The suffrage movement was suspended during the First World War, with women supporting the war effort, often replacing men who had left their jobs and proving themselves equal to them in the workplace. ‘We could not carry on the war without them’ commented the Daily Mail in 1915. Women led medical research, developed military technology and designed weapons. They became nurses, doctors and ambulance drivers, and in Guernsey ‘conductorettes’ replaced the conductors on trams. Students from Jersey would have heard about the ‘Easter Eggs for Our Wounded’ appeal. The island contributed 70,000 eggs, to be distributed around military hospitals. Women from the Channel Islands joined those on the mainland to work on farms and in munitions and aeroplane factories. At College, students and staff were swept into the fervour of the times and threw themselves into voluntary work. They sent parcels to prisoners, knitted socks for soldiers and raised money for refugees. A student choir led patriotic songs at meetings and staff helped at the Guest House for soldiers.

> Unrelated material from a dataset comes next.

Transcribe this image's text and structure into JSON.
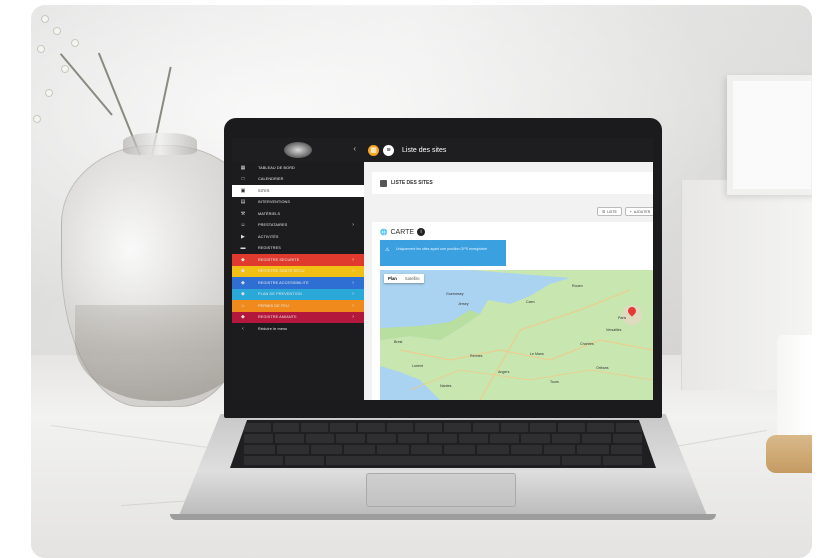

The work that was done by women during the war was vital for the war effort. They revelled in their liberating experiences and rejoiced to be out of the house and away from traditional domestic duties. They were, however, expected to return to their lower level, poorly paid jobs when the war ended, or to return to domestic chores. In 1919 a Ministry of Labour pamphlet called on women to “help renew the homes of England” by cooking, cleaning and rearing babies’.. Women had had their taste of freedom and independence and it had been heady stuff. The world had started to change but hard days still lay ahead.
It was to be another 10 years before the Equal Franchise Act of 1928 gave men and women the right to vote at the age of 21.
* A Lab of One’s Own: Science and Suffrage in the First World War by Patricia Fara